Press releases are a great way for your small business to get publicity, yet they are sometimes the most overlooked. The power of a press release can get your company name and message out to your community for little to no cost.

News editors and reporters are always looking for good stories that people want to read. They are looking for newsworthy content about grand openings, mergers, new products, community involvement, or anything the public would be interested in. If an editor is interested in your announcement, they may decide to feature your press release in their publication. They may also want to expand upon it and turn it into a featured article.

But how do you get your story to these editors? Reporters and news editors get bombarded each day with possible stories. How do you make your story stand out among the rest?

To help your announcement get published, consider the following questions while you begin crafting your press release:

  • Is it newsworthy? – Ask yourself, “Why should the general public care?” You may think it’s important, but would others feel the same? Above all else, you have to have a story people want to read, or care about.
  • Is it accurate? – Just state the facts and keep the marketing language or opinions out of it—unless it’s in a quote.
  • Is it engaging? – Your headline should grab attention as well as clearly, and accurately, state what the press release is about. Bold your headline and have it in all caps.
  • Does it answer the 5 “W’s”? – In the first paragraph, clearly answer Who, What, Where, When and Why. If no one reads beyond your first paragraph (which often happens), make sure your readers have at least received the most important elements of your announcement.
  • Is it grammatically flawless? – Sounds like a no-brainer but many great stories have been declined due to typos and grammatical errors. Have someone else proof-read your press release because rarely, as the writer, do you catch all the mistakes.

Your press release is now ready to go! Now what? To find out who you should send it to, visit your local newspapers, magazines, TV, and radio stations’ websites. Most websites will have editor contact information as well as a general email address to submit news stories on their Contact Us web pages.

After you have your list of editors and reporters you wish to email your press release to, follow these steps:

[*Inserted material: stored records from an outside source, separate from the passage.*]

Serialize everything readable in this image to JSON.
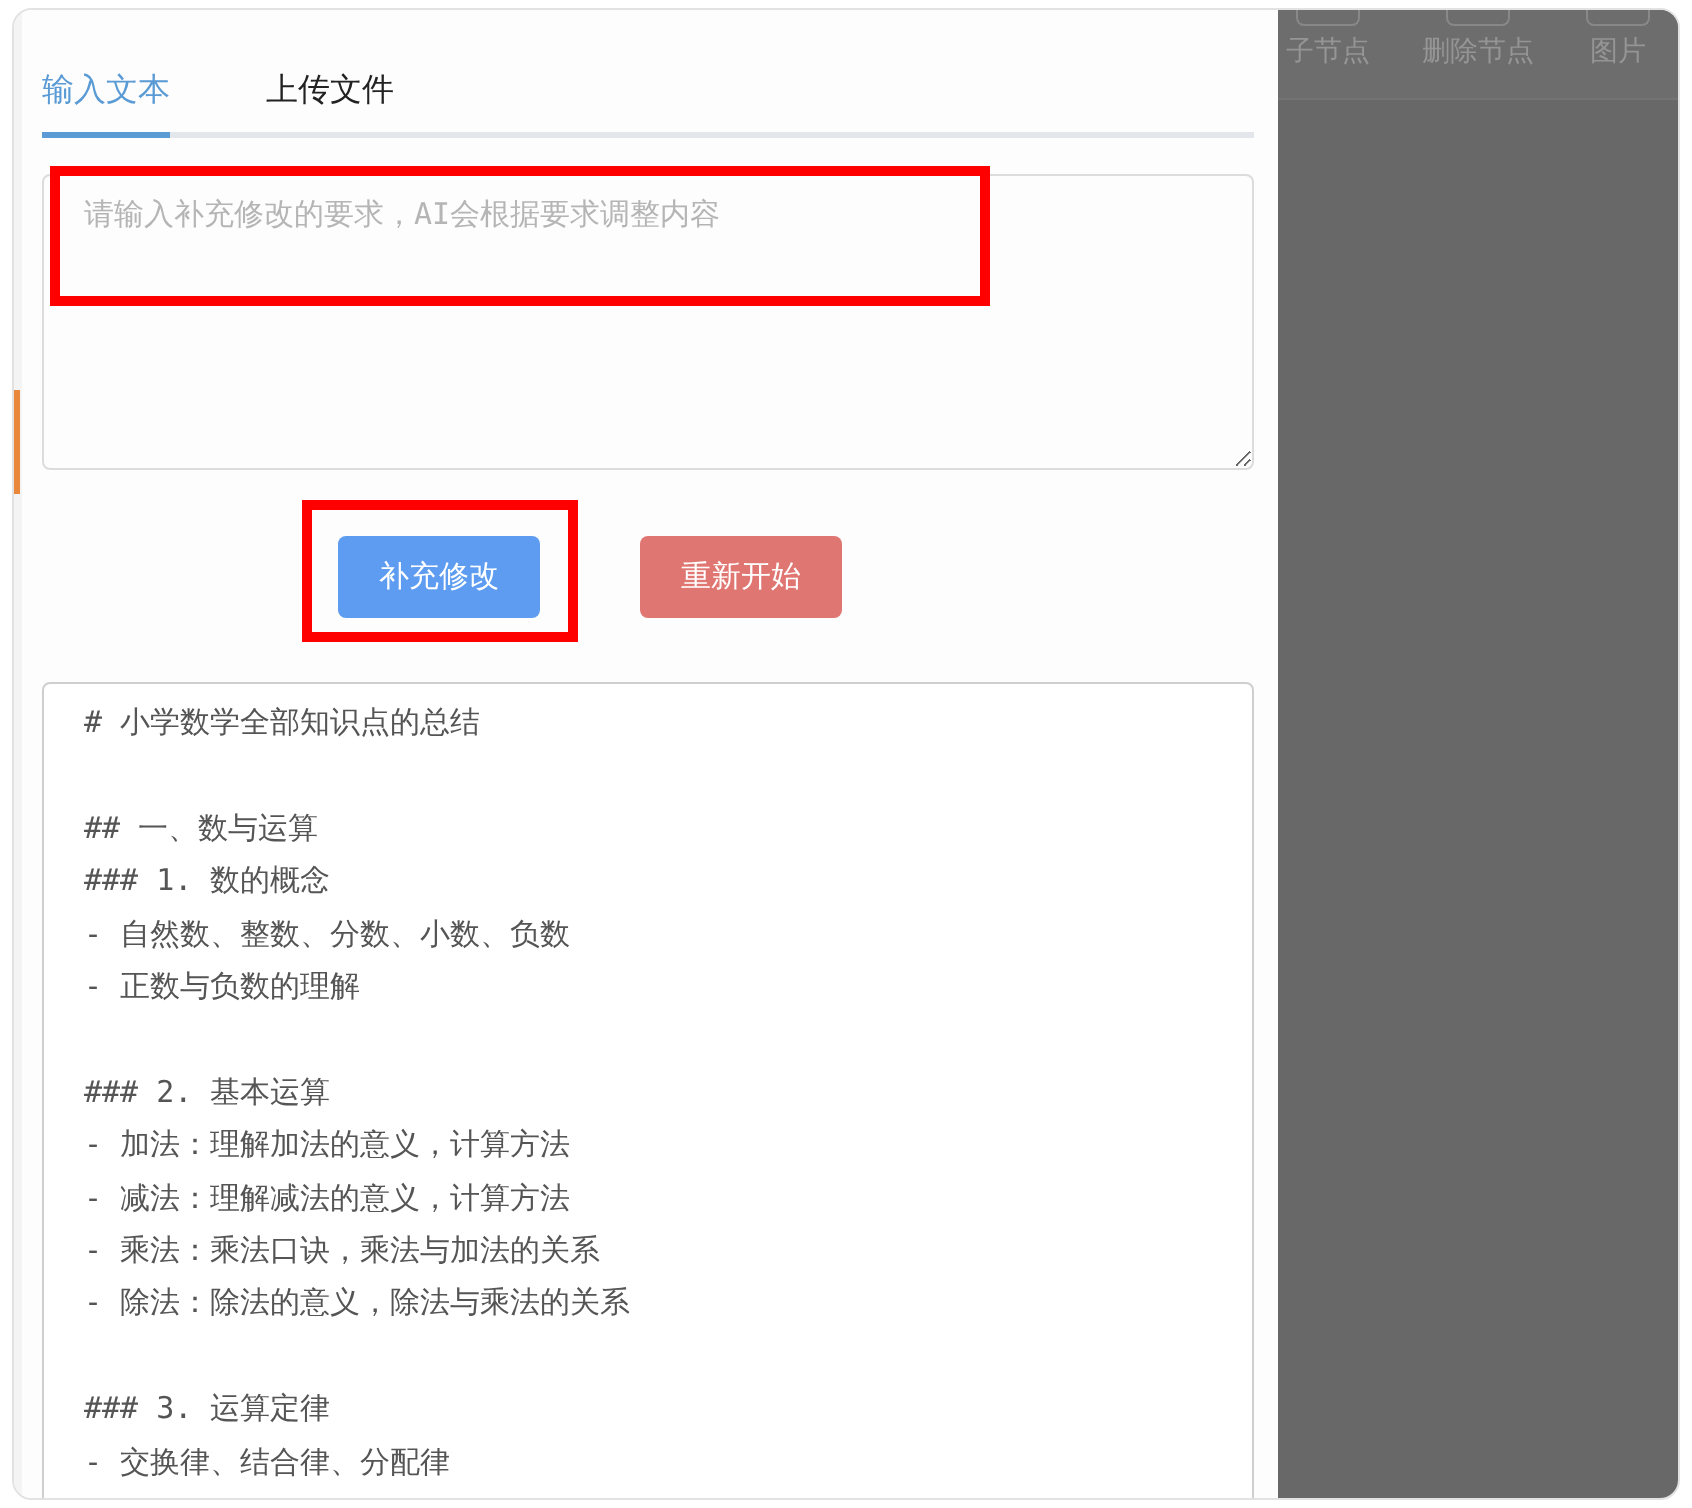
{
  "tabs": [
    {
      "label": "输入文本",
      "selected": true
    },
    {
      "label": "上传文件",
      "selected": false
    }
  ],
  "request_field": {
    "placeholder": "请输入补充修改的要求，AI会根据要求调整内容",
    "highlighted": true
  },
  "buttons": [
    {
      "label": "补充修改",
      "kind": "primary",
      "highlighted": true
    },
    {
      "label": "重新开始",
      "kind": "danger",
      "highlighted": false
    }
  ],
  "result": {
    "value": "# 小学数学全部知识点的总结\n\n## 一、数与运算\n### 1. 数的概念\n- 自然数、整数、分数、小数、负数\n- 正数与负数的理解\n\n### 2. 基本运算\n- 加法：理解加法的意义，计算方法\n- 减法：理解减法的意义，计算方法\n- 乘法：乘法口诀，乘法与加法的关系\n- 除法：除法的意义，除法与乘法的关系\n\n### 3. 运算定律\n- 交换律、结合律、分配律"
  },
  "toolbar": [
    {
      "label": "子节点"
    },
    {
      "label": "删除节点"
    },
    {
      "label": "图片"
    }
  ]
}
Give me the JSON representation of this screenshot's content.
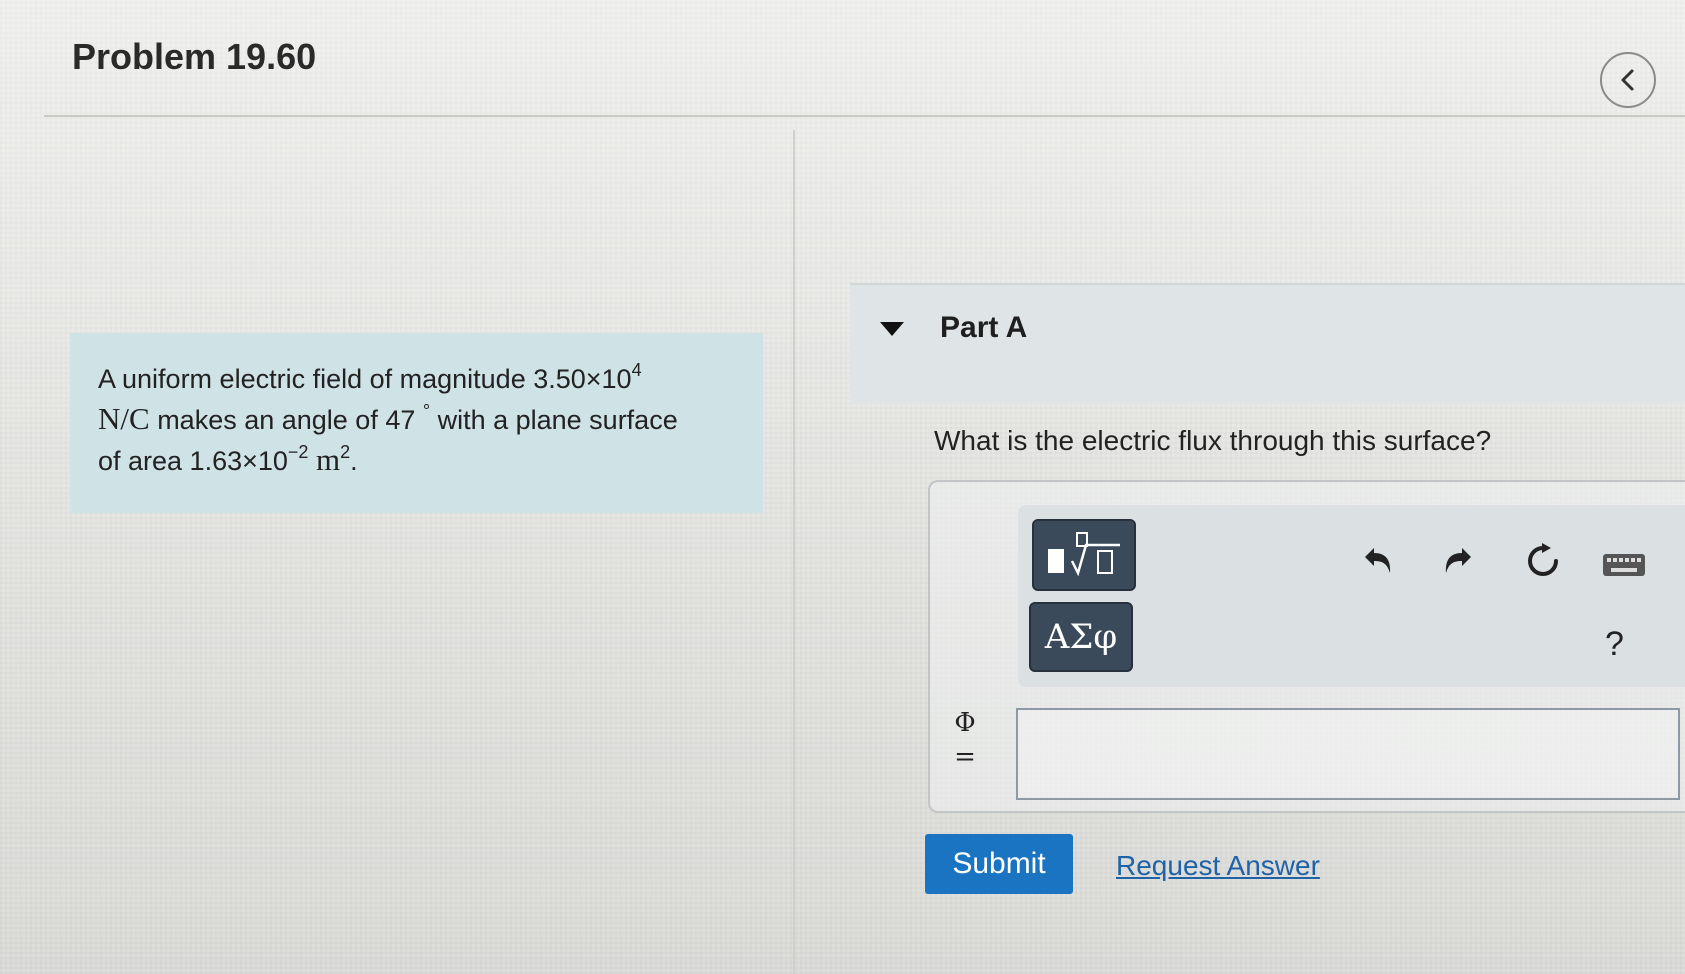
{
  "header": {
    "title": "Problem 19.60",
    "collapse_icon": "chevron-left-icon"
  },
  "problem": {
    "line1_text": "A uniform electric field of magnitude 3.50×10",
    "line1_exp": "4",
    "line2_unit": "N/C",
    "line2_text": " makes an angle of 47 ",
    "line2_deg": "°",
    "line2_rest": " with a plane surface",
    "line3_text": "of area 1.63×10",
    "line3_exp": "−2",
    "line3_unit": "m",
    "line3_unit_exp": "2",
    "line3_end": "."
  },
  "part_a": {
    "title": "Part A",
    "question": "What is the electric flux through this surface?",
    "greek_button_label": "ΑΣφ",
    "help_label": "?",
    "input_label_symbol": "Φ",
    "input_label_equals": "=",
    "input_value": "",
    "icons": {
      "templates": "templates-icon",
      "undo": "undo-icon",
      "redo": "redo-icon",
      "reset": "reset-icon",
      "keyboard": "keyboard-icon"
    }
  },
  "actions": {
    "submit_label": "Submit",
    "request_answer_label": "Request Answer"
  },
  "colors": {
    "problem_box": "#cfe2e6",
    "toolbar_button": "#3b4a5a",
    "submit": "#1b74c2",
    "link": "#1f62a8"
  }
}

  1. Place the press release in the body of the email. Many emails with attachments get blocked to help prevent the spread of computer viruses. Plus, attachments can take up a lot of space. This is also why you don’t send images unless asked.
  2. Personalize each email to the person you are sending it to. No one likes to receive an impersonal email. If you have taken the time to research and write your press release, take a little bit more time to personalize each email message sent to your distribution list.
  3. Give a short pitch or description of what your story is about. Again, reporters are very busy and they may not have the time to read your entire press release. By giving them a few sentences about who you are and what the press release is about, it will help them decide if they should continue reading.
  4. Clearly give your contact information. Make it as easy as possible for editors and reporters to contact you if they have additional questions. If they can’t find out how to contact you, chances are they won’t take the time to go searching for it.
  5. Create a strong email subject line. Just as the headline of your press release needs to engage readers to continue reading, your email subject line needs to be interesting enough for busy editors to want to open your email.

To reach a wider audience, you can also use a press release distribution service such as PRWeb, PRNewswire and Business Wire but there is a cost associated to use these services.

At BaseCamp Franchising, our marketing department helps create press releases for their franchisees for grand openings, awards and recognitions, and community involvement. For more information about owning a Kid to Kid, click here. For information on owning an Uptown Cheapskate, click here.